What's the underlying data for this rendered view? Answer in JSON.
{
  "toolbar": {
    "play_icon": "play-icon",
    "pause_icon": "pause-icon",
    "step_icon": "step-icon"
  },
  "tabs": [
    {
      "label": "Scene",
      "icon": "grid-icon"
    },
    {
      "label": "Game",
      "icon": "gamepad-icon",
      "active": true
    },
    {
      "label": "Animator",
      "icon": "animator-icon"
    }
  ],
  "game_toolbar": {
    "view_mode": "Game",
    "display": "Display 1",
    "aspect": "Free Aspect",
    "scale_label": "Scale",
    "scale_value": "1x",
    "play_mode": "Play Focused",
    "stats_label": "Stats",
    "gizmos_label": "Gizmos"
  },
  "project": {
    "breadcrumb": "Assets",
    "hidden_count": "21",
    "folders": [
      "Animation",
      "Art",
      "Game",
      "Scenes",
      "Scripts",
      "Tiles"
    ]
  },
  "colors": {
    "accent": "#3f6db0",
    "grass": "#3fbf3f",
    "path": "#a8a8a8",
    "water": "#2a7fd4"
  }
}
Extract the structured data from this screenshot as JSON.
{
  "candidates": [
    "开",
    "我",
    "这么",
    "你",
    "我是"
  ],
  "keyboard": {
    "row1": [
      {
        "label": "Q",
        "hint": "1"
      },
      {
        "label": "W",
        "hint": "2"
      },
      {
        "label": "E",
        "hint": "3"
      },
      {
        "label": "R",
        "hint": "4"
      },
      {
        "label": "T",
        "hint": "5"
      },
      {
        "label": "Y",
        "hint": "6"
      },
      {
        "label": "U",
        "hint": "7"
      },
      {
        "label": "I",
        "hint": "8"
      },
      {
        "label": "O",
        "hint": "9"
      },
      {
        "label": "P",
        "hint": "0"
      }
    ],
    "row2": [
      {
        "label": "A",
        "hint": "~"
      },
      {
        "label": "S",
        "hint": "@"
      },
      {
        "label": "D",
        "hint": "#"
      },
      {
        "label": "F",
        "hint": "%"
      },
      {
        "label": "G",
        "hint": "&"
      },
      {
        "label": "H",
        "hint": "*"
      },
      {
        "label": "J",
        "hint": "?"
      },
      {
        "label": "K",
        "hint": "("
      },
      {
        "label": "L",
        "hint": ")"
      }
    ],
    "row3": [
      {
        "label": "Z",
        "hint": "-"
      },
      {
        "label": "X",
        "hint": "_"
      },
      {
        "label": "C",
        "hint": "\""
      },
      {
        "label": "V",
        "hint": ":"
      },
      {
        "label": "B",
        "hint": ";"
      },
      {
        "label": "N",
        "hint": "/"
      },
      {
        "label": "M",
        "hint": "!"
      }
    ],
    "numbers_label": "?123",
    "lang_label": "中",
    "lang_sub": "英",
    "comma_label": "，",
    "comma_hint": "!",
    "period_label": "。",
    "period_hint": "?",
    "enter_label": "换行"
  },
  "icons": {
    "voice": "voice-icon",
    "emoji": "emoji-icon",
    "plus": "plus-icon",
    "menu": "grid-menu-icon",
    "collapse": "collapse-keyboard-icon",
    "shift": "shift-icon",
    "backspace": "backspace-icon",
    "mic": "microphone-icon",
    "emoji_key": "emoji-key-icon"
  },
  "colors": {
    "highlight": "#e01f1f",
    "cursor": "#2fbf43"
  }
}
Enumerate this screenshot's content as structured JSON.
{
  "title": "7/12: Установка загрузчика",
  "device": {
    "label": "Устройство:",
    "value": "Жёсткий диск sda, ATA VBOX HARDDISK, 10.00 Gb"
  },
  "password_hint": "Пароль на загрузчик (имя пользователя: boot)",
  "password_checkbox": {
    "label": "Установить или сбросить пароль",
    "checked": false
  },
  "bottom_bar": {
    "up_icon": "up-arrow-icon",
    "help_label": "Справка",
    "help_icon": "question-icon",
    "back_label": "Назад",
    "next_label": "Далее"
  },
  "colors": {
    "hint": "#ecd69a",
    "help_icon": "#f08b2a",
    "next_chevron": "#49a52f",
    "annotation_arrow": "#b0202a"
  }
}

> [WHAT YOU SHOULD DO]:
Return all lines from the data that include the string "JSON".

> [EXPECTED ANSWER]:
What's the underlying data for this rendered view? Answer in JSON.
Extract the structured data from this screenshot as JSON.
Enumerate this screenshot's content as structured JSON.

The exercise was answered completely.